       return serverResponse;              

Map the above server impl class in your web.xml;


We all done with implementation part and let see how we can use this service call in our client side.

       private final pingPongRPCInterfaceAsync beanService =  
       ServiceDefTarget endpoint = (ServiceDefTarget) service;  

Once you register your service you can just invoke the method from your client interface as

String message = "Ping to server";  
   beanService.pingPongRPC(message, callback);  
    AsyncCallback callback = new AsyncCallback()  
       public void onFailure(Throwable caught)  
         //Do on fail  
       public void onSuccess(String result)  
         //Process successfully done with result  

And please note down the below package structures:

PingPongRPCInterfaceAsync ,pingPongRPCInterface should be in client* package
PingPongRPCImpl   should be in  server package.

That's a complete example of RPC. Please post in comments if you have any doubt or exception in middle of RPC.
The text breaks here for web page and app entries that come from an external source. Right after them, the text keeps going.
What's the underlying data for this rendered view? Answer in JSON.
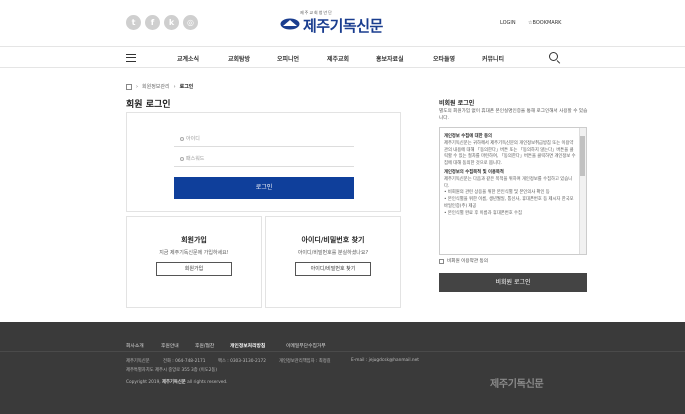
{
  "header": {
    "social_icons": [
      "twitter-icon",
      "facebook-icon",
      "kakao-icon",
      "instagram-icon"
    ],
    "logo_sub": "제주교회청년단",
    "logo_text": "제주기독신문",
    "login": "LOGIN",
    "bookmark": "☆BOOKMARK"
  },
  "nav": {
    "items": [
      "교계소식",
      "교회탐방",
      "오피니언",
      "제주교회",
      "홍보자료실",
      "오타들영",
      "커뮤니티"
    ]
  },
  "breadcrumb": {
    "parent": "회원정보관리",
    "current": "로그인"
  },
  "page_title": "회원 로그인",
  "login": {
    "id_placeholder": "아이디",
    "pw_placeholder": "패스워드",
    "button": "로그인"
  },
  "signup": {
    "title": "회원가입",
    "desc": "지금 제주기독신문에 가입하세요!",
    "button": "회원가입"
  },
  "find": {
    "title": "아이디/비밀번호 찾기",
    "desc": "아이디/비밀번호를 분실하셨나요?",
    "button": "아이디/비밀번호 찾기"
  },
  "guest": {
    "title": "비회원 로그인",
    "desc": "별도의 회원가입 없이 휴대폰 본인실명인증을 통해 로그인해서 사용할 수 있습니다.",
    "terms_h1": "개인정보 수집에 대한 동의",
    "terms_p1": "제주기독신문는 귀하께서 제주기독신문의 개인정보취급방침 또는 이용약관의 내용에 대해 「동의한다」버튼 또는 「동의하지 않는다」버튼을 클릭할 수 있는 절차를 마련하여, 「동의한다」버튼을 클릭하면 개인정보 수집에 대해 동의한 것으로 봅니다.",
    "terms_h2": "개인정보의 수집목적 및 이용목적",
    "terms_p2": "제주기독신문는 다음과 같은 목적을 위하여 개인정보를 수집하고 있습니다.",
    "terms_b1": "• 비회원의 관련 상응을 위한 본인식별 및 본인의사 확인 등",
    "terms_b2": "• 본인식별을 위한 이름, 생년월일, 통신사, 휴대폰번호 등 제시자 한국모바일인증(주) 제공",
    "terms_b3": "• 본인식별 완료 후 이름과 휴대폰번호 수집",
    "agree": "비회원 이용약관 동의",
    "button": "비회원 로그인"
  },
  "footer": {
    "links": [
      "회사소개",
      "후원안내",
      "후원/협찬",
      "개인정보처리방침",
      "이메일무단수집거부"
    ],
    "company": "제주기독신문",
    "tel": "전화 : 064-748-2171",
    "fax": "팩스 : 0303-3130-2172",
    "manager": "개인정보관리책임자 : 최정길",
    "email": "E-mail : jejugdcsk@hanmail.net",
    "address": "제주특별자치도 제주시 중앙로 355 3층 (이도2동)",
    "copyright_pre": "Copyright 2019,",
    "copyright_name": "제주기독신문",
    "copyright_post": "all rights reserved.",
    "logo": "제주기독신문"
  }
}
Thursday, September 3, 2015

LinkedList in Java- Implementation, difference with array list, pros cons and example with time complexity

Linked list in Java

Another powerful weapon in Java's Collection API is LinkedList which is Doubly-linked list implementation of the List and Deque interfaces.

There are N number of Collection containers in the whole framework (List, Map, Etc ...), but choosing the right container for your data is the toughest job than operating it.

Here are the reason's to choose LinkedList over other containers 

1) When you want to add or remove the elements from the container over the time. This is the case when you don't exactly know the number of elements before in hand. You can choose ArrayList also as it also accepts the no of elements overtime but you don't see the performance differences under the hood.

2) If you are sure that you are not going to access the elements with Random index which costs O(n) [read big O notation to understand what is O(n)]. That means you are getting the elements only in sequential order all the time.

3) When you want overtime iterations, Linked lists are really cheap to do that.

LinkedList implementation type 

Java used doubly linked list implementation where the consumer have a choice to move and backward direction. If it is Singly linked list implementation you cannot have a choice of iterate over the list is reverse. 

In Doubly Linked list implementation each Node of data consists the information of it's next and previous Nodes. If you remove any Node in between, the previous and next will gets updates as required. Look at source of Linked List implementation.

Example to LinkedList 

public static void main(String args[]) {  
      List<String> linkedlist = new LinkedList<String>(); 
      //adding elements to LinkedList 
      //Adding First and Last Elements  in LinkedList
      //This is how to get with index  
      //This is how to set with index  in LinkedList
      linkedlist.set(1, "NewFirstString");  
      // Removing first and last elements from LinkedList  
     // Removing elements from LinkedList with index  

Pro's of LinkedList

LinkedList class can contain duplicate elements.
Java LinkedList class maintains insertion order.
Java LinkedList class is non synchronized.
In Java LinkedList class, manipulation is fast because no shifting needs to be occurred.
ava LinkedList class can be used as list, stack or queue.

Con's of LinkedList:

LinkedList cannot be accessed Randomly
Extra storage space for a pointer is required in case of linked lists
Reverse Traversing is difficult (If singly LinkedList)
Access time for Individual Element is O(n) whereas in Array it is O(1).